That Tuesday, with my nine month old son in my arms, I reached the employment representative at United. “Congratulations,” she said. They offered me the job. At that moment, I experienced a euphoria third only to my wedding and the births of my children. Everything I worked for up until that point in my life had just paid off. Pass a medical, pass training, and I was going to be a United Airlines pilot.
On October 25, 1999, my wife and I attended the first day of training at United Airlines. I thought inviting the spouses was a really nice touch. She was able to sit in on the benefits presentations and see where I would be spending the next six weeks of my life. She also was there when I received my first assignment: 727 Flight Engineer in San Francisco. Not ideal, but, at least it wasn’t the DC-10 in Anchorage or Honolulu.
After the briefings, we went back to the hotel, turned on the television and learned that PGA Professional Payne Stewart’s Learjet had crashed. What a tragedy.
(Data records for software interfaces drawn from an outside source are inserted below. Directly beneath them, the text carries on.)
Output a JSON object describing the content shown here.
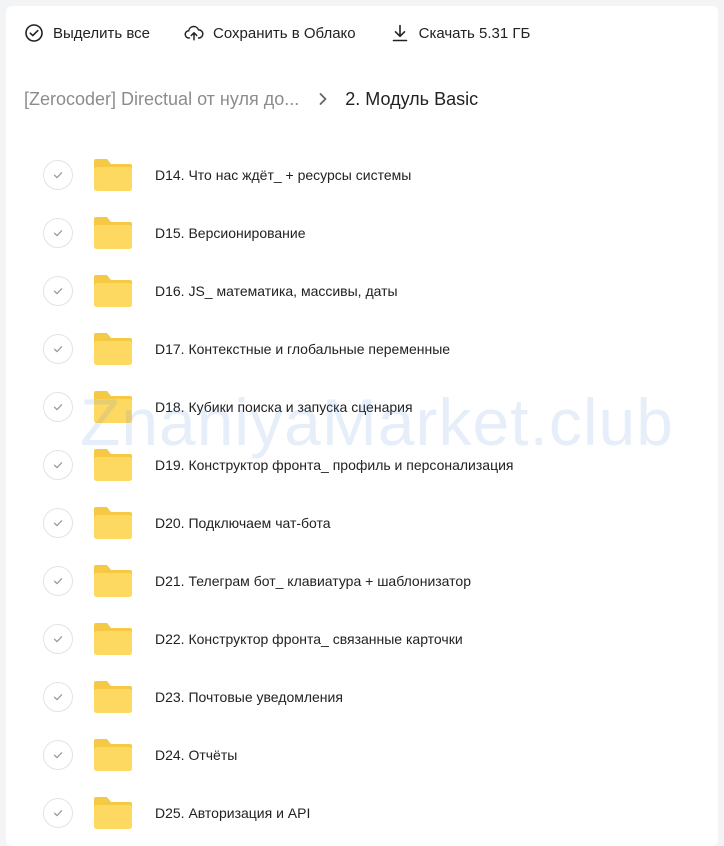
{
  "toolbar": {
    "select_all": "Выделить все",
    "save_cloud": "Сохранить в Облако",
    "download": "Скачать 5.31 ГБ"
  },
  "breadcrumb": {
    "parent": "[Zerocoder] Directual от нуля до...",
    "current": "2. Модуль Basic"
  },
  "folders": [
    "D14. Что нас ждёт_ + ресурсы системы",
    "D15. Версионирование",
    "D16. JS_ математика, массивы, даты",
    "D17. Контекстные и глобальные переменные",
    "D18. Кубики поиска и запуска сценария",
    "D19. Конструктор фронта_ профиль и персонализация",
    "D20. Подключаем чат-бота",
    "D21. Телеграм бот_ клавиатура + шаблонизатор",
    "D22. Конструктор фронта_ связанные карточки",
    "D23. Почтовые уведомления",
    "D24. Отчёты",
    "D25. Авторизация и API"
  ],
  "watermark": "ZnaniyaMarket.club",
  "colors": {
    "folder": "#fed961",
    "folder_tab": "#f6c945",
    "check_border": "#e3e3e3",
    "muted_text": "#8c8c8c"
  }
}
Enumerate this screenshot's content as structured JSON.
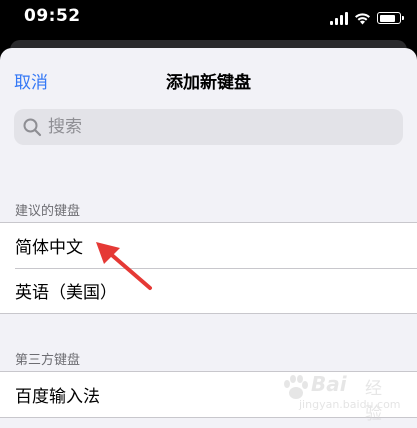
{
  "status_bar": {
    "time": "09:52",
    "battery_level": 0.85,
    "icons": [
      "signal-icon",
      "wifi-icon",
      "battery-icon"
    ]
  },
  "nav": {
    "cancel_label": "取消",
    "title": "添加新键盘"
  },
  "search": {
    "placeholder": "搜索"
  },
  "sections": {
    "suggested": {
      "header": "建议的键盘",
      "items": [
        {
          "label": "简体中文"
        },
        {
          "label": "英语（美国）"
        }
      ]
    },
    "third_party": {
      "header": "第三方键盘",
      "items": [
        {
          "label": "百度输入法"
        }
      ]
    }
  },
  "watermark": {
    "brand": "Bai",
    "suffix": "经验",
    "url": "jingyan.baidu.com"
  },
  "colors": {
    "accent": "#3478f6",
    "arrow": "#e53935",
    "background": "#f2f2f7"
  }
}
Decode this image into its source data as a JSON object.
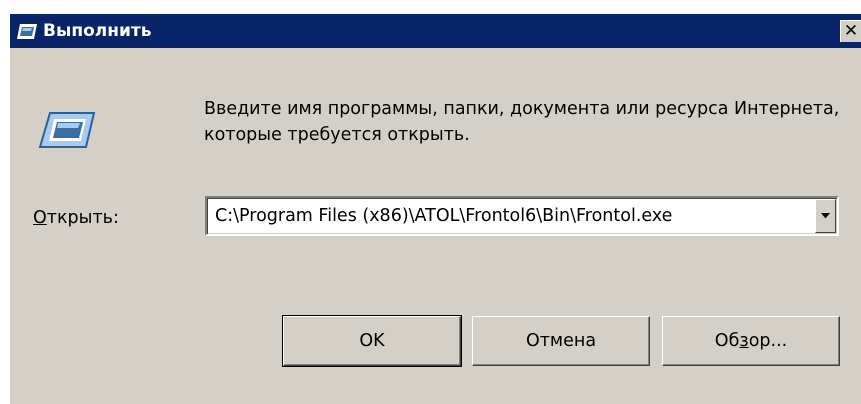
{
  "window": {
    "title": "Выполнить",
    "close_glyph": "✕",
    "icon": "run-window-icon"
  },
  "prompt": {
    "icon": "run-window-icon",
    "text": "Введите имя программы, папки, документа или ресурса Интернета, которые требуется открыть."
  },
  "open_field": {
    "label_prefix": "О",
    "label_rest": "ткрыть:",
    "value": "C:\\Program Files (x86)\\ATOL\\Frontol6\\Bin\\Frontol.exe",
    "dropdown_icon": "chevron-down-icon"
  },
  "buttons": {
    "ok": "OK",
    "cancel": "Отмена",
    "browse_pre": "Об",
    "browse_mnemonic": "з",
    "browse_post": "ор..."
  },
  "colors": {
    "titlebar": "#0a246a",
    "face": "#d4d0c8"
  }
}
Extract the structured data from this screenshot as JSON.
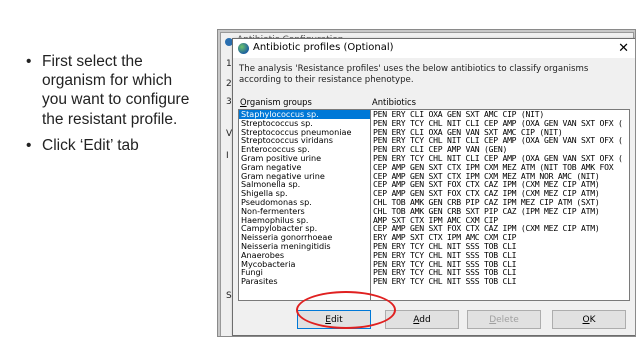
{
  "slide": {
    "bullets": [
      "First select the organism for which you want to configure the resistant profile.",
      "Click ‘Edit’ tab"
    ]
  },
  "background_window": {
    "title": "Antibiotic Configuration",
    "step_numbers": [
      "1.",
      "2.",
      "3."
    ],
    "fragments": [
      "V",
      "I",
      "S"
    ]
  },
  "dialog": {
    "title": "Antibiotic profiles (Optional)",
    "close_glyph": "✕",
    "description": "The analysis 'Resistance profiles' uses the below antibiotics to classify organisms according to their resistance phenotype.",
    "organism_groups_header_underlined": "O",
    "organism_groups_header_rest": "rganism groups",
    "antibiotics_header": "Antibiotics",
    "organism_groups": [
      "Staphylococcus sp.",
      "Streptococcus sp.",
      "Streptococcus pneumoniae",
      "Streptococcus viridans",
      "Enterococcus sp.",
      "Gram positive urine",
      "Gram negative",
      "Gram negative urine",
      "Salmonella sp.",
      "Shigella sp.",
      "Pseudomonas sp.",
      "Non-fermenters",
      "Haemophilus sp.",
      "Campylobacter sp.",
      "Neisseria gonorrhoeae",
      "Neisseria meningitidis",
      "Anaerobes",
      "Mycobacteria",
      "Fungi",
      "Parasites"
    ],
    "selected_index": 0,
    "antibiotics": [
      "PEN ERY CLI OXA GEN SXT AMC CIP (NIT)",
      "PEN ERY TCY CHL NIT CLI CEP AMP (OXA GEN VAN SXT OFX (",
      "PEN ERY CLI OXA GEN VAN SXT AMC CIP (NIT)",
      "PEN ERY TCY CHL NIT CLI CEP AMP (OXA GEN VAN SXT OFX (",
      "PEN ERY CLI CEP AMP VAN (GEN)",
      "PEN ERY TCY CHL NIT CLI CEP AMP (OXA GEN VAN SXT OFX (",
      "CEP AMP GEN SXT CTX IPM CXM MEZ ATM (NIT TOB AMK FOX",
      "CEP AMP GEN SXT CTX IPM CXM MEZ ATM NOR AMC (NIT)",
      "CEP AMP GEN SXT FOX CTX CAZ IPM (CXM MEZ CIP ATM)",
      "CEP AMP GEN SXT FOX CTX CAZ IPM (CXM MEZ CIP ATM)",
      "CHL TOB AMK GEN CRB PIP CAZ IPM MEZ CIP ATM (SXT)",
      "CHL TOB AMK GEN CRB SXT PIP CAZ (IPM MEZ CIP ATM)",
      "AMP SXT CTX IPM AMC CXM CIP",
      "CEP AMP GEN SXT FOX CTX CAZ IPM (CXM MEZ CIP ATM)",
      "ERY AMP SXT CTX IPM AMC CXM CIP",
      "PEN ERY TCY CHL NIT SSS TOB CLI",
      "PEN ERY TCY CHL NIT SSS TOB CLI",
      "PEN ERY TCY CHL NIT SSS TOB CLI",
      "PEN ERY TCY CHL NIT SSS TOB CLI",
      "PEN ERY TCY CHL NIT SSS TOB CLI"
    ],
    "buttons": {
      "edit": {
        "u": "E",
        "rest": "dit"
      },
      "add": {
        "u": "A",
        "rest": "dd"
      },
      "delete": {
        "u": "D",
        "rest": "elete"
      },
      "ok": {
        "u": "O",
        "rest": "K"
      }
    }
  },
  "colors": {
    "selection": "#0078d7",
    "highlight_ring": "#e02020"
  }
}
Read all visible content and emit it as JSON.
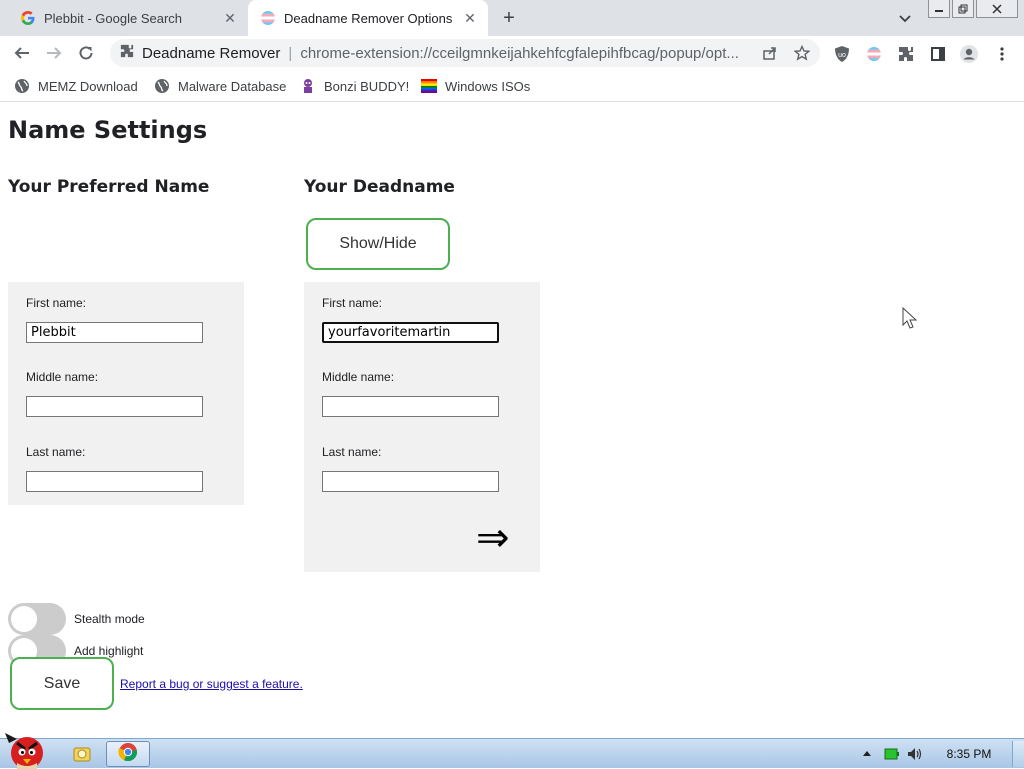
{
  "browser": {
    "tabs": [
      {
        "title": "Plebbit - Google Search",
        "icon": "google-g-icon",
        "active": false
      },
      {
        "title": "Deadname Remover Options",
        "icon": "trans-flag-icon",
        "active": true
      }
    ],
    "newtab_symbol": "+",
    "close_symbol": "✕",
    "omnibox": {
      "ext_name": "Deadname Remover",
      "separator": "|",
      "url": "chrome-extension://cceilgmnkeijahkehfcgfalepihfbcag/popup/opt..."
    },
    "bookmarks": [
      {
        "label": "MEMZ Download",
        "icon": "globe-icon"
      },
      {
        "label": "Malware Database",
        "icon": "globe-icon"
      },
      {
        "label": "Bonzi BUDDY!",
        "icon": "bonzi-icon"
      },
      {
        "label": "Windows ISOs",
        "icon": "rainbow-flag-icon"
      }
    ]
  },
  "page": {
    "title": "Name Settings",
    "preferred": {
      "heading": "Your Preferred Name",
      "first_label": "First name:",
      "first_value": "Plebbit",
      "middle_label": "Middle name:",
      "middle_value": "",
      "last_label": "Last name:",
      "last_value": ""
    },
    "deadname": {
      "heading": "Your Deadname",
      "showhide_label": "Show/Hide",
      "first_label": "First name:",
      "first_value": "yourfavoritemartin",
      "middle_label": "Middle name:",
      "middle_value": "",
      "last_label": "Last name:",
      "last_value": "",
      "arrow": "⇒"
    },
    "toggles": [
      {
        "label": "Stealth mode",
        "on": false
      },
      {
        "label": "Add highlight",
        "on": false
      }
    ],
    "save_label": "Save",
    "bug_link": "Report a bug or suggest a feature."
  },
  "taskbar": {
    "clock": "8:35 PM"
  },
  "colors": {
    "accent_green": "#4caf50",
    "panel_bg": "#f1f1f1",
    "toggle_off": "#cccccc",
    "tab_strip": "#dee1e6",
    "link": "#1a0dab"
  }
}
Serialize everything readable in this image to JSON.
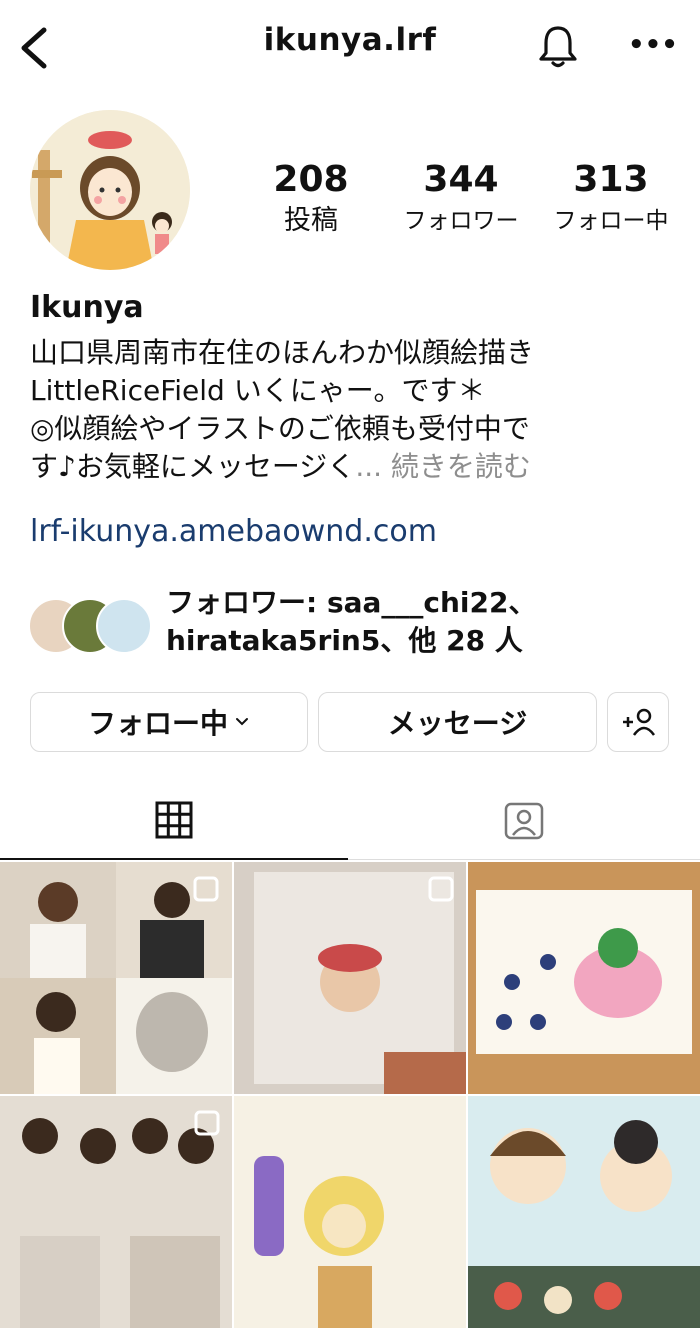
{
  "header": {
    "username": "ikunya.lrf"
  },
  "stats": {
    "posts": {
      "value": "208",
      "label": "投稿"
    },
    "followers": {
      "value": "344",
      "label": "フォロワー"
    },
    "following": {
      "value": "313",
      "label": "フォロー中"
    }
  },
  "profile": {
    "name": "Ikunya",
    "bio_line1": "山口県周南市在住のほんわか似顔絵描き",
    "bio_line2": "LittleRiceField いくにゃー。です＊",
    "bio_line3": "◎似顔絵やイラストのご依頼も受付中で",
    "bio_line4": "す♪お気軽にメッセージく",
    "bio_ellipsis": "...",
    "bio_more": "続きを読む",
    "link": "lrf-ikunya.amebaownd.com"
  },
  "followed_by": {
    "line1": "フォロワー: saa___chi22、",
    "line2": "hirataka5rin5、他 28 人"
  },
  "actions": {
    "follow_label": "フォロー中",
    "message_label": "メッセージ"
  },
  "colors": {
    "link": "#1a3c6e",
    "muted": "#8e8e8e",
    "border": "#dbdbdb"
  }
}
My emotions were suddenly reversed as I felt complete sorrow for his wife, children, family and friends. I also hoped it wasn’t a sign as to how the career at United was going to play out.
However, the images on the television faded quickly. That night, United threw a big dinner for all the new pilots and their spouses. The spread of food and drinks in the lavish hotel conference room was impressive. We ate, we socialized, and not one of us could wipe the stupid grin off our faces. I just could not stop smiling. I was SO happy to be there.
After dinner, the moral inflation continued. We heard several speeches from some important managers. That evening, we were told:
1) Congratulations, you “made it.”
2) In two to four years, you’ll be a captain.
3) In ten years, you’ll be halfway up the seniority list.
4) “Contract 2000” will be “seamlessly negotiated” to “industry leading” levels.
5) You basically just won the lottery.
I was still smiling.
I bought every single bit of it.